If you want to make the transition from a managing a team to leading a team, but you’re finding it difficult to get the buy-in from those you’re meant to be leading – here are some concepts to apply to your leadership style to help you become a more effective leader…
Managing a team can often seem to be about reinforcing and ensuring compliance with the policies and procedures of an organisation; where there is a relentless chase and emphasis on achieving your own, your team’s, and the company’s key performance indicators. During this process managers and team members alike can often feel dis-empowered and resentful that they are just another cog in a wheel – and regardless of their efforts they may not feel appreciated or valued.
Many of us progress to management because we’ve done a good job, we’ve shown that we are capable of growing professionally; and we have displayed the attributes required to manage a team. So now you’re a manager – you’ve got the new business card, the pay-rise and a new position description that tells you what (and who) you’re supposed to manage. But once you get your feet under your new desk, you notice there is not much guidance or support about how you are supposed to manage a team successfully. If you’re lucky you will have a manager who can mentor you, or maybe someone else in the company is able to fulfill this role. But if not – what then?
The single biggest difference between and manager and a leader; is that a successful leader will take a multi-dimensional approach of what will deliver the best outcomes for the business, its staff, its shareholders, its suppliers, its customers, and the community in which it operates. The successful leader is not obsessed with just profits (at any cost), or getting that next contract (at any cost), or driving down supplier prices (at any cost) – instead they appreciate the total context of their business within their community and know that if the business operates in an holistic manner and is successful – then their staff, shareholders, suppliers, customers and the community will all benefit as a whole.

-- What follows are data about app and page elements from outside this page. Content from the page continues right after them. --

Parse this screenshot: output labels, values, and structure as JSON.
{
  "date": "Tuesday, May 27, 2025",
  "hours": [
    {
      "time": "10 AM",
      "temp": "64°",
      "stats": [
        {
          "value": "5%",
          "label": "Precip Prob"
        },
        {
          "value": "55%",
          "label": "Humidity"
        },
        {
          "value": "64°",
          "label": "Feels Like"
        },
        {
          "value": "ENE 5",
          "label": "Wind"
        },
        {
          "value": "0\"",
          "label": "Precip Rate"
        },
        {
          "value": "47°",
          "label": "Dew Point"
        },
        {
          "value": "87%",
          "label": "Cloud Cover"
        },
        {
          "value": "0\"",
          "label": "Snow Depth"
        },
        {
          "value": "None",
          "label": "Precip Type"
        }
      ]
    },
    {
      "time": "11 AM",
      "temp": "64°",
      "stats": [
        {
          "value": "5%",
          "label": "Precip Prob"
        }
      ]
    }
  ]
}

Successful leaders usually have very strong personal ethics and values which they bring into the business. These ethics and values help form the culture of the business and usually their senior management team is selected based on their personal alignment with the same ethics and values. Good leadership is therefore about example – you are seen to be walking the talk and providing support to your team to be able to realise their best potential. Often leaders say they hire people ‘better than I am’ – as they know their own limitations and seek to ensure they have a team comprising all the skills and attributes necessary for success. How many managers do you know who recruit people who won’t challenge their authority, or act in a way which goes against your own personal ethics and values - who would you rather work for?
So how do you get the buy-in from your new team? Firstly I’m assuming you were a colleague who acted with integrity and who already has the trust of their team. Now you are their manager, their leader; so now you have the power to directly influence their future in the business; this one aspect alone significantly changes the dynamics of the team. They are probably watching you very closely to see what sort of manager you’ll become, some may be coy about showing their hand too soon, and others might change their approach to you immediately… Whatever your team’s reaction – one thing is certain – the dynamics have changed and it is now up to you to both communicate and demonstrate your leadership style.
Managing your own, and your team’s performance requires you to be impartial, fair and aware… Impartial so as to not to show favourites within the team; fair in that you treat everyone equally and fairly; and aware of the bigger picture and what private agendas might be at play.
If you want some help to become a more effective leader, give me a call!